▶ MATERIALS PROVIDED
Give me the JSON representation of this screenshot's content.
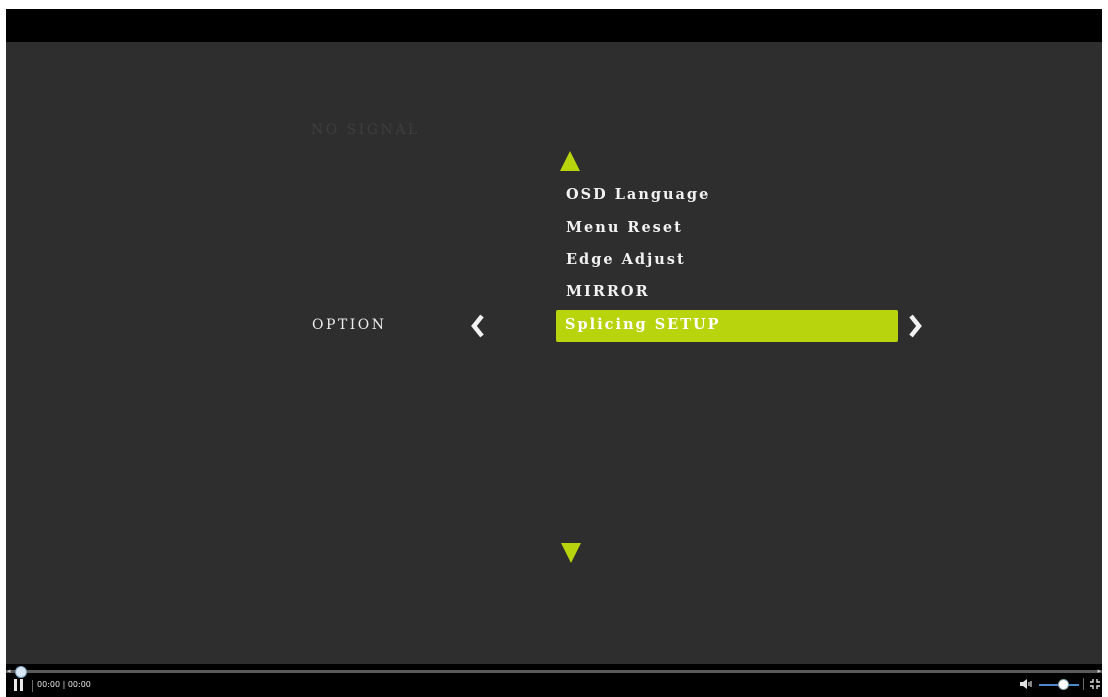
{
  "osd": {
    "status_text": "NO SIGNAL",
    "category_label": "OPTION",
    "menu_items": [
      "OSD Language",
      "Menu Reset",
      "Edge Adjust",
      "MIRROR"
    ],
    "selected_item": "Splicing SETUP",
    "accent_color": "#b8d40c",
    "icons": {
      "scroll_up": "triangle-up-icon",
      "scroll_down": "triangle-down-icon",
      "prev": "chevron-left-icon",
      "next": "chevron-right-icon"
    }
  },
  "player": {
    "time_display": "00:00 | 00:00",
    "seek_progress": 0.0,
    "volume_level": 0.6,
    "icons": {
      "play_pause": "pause-icon",
      "volume": "volume-icon",
      "fullscreen": "fullscreen-icon"
    }
  }
}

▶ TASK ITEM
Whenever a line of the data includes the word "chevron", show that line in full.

▶ EXERCISE RESULT
      "prev": "chevron-left-icon",
      "next": "chevron-right-icon"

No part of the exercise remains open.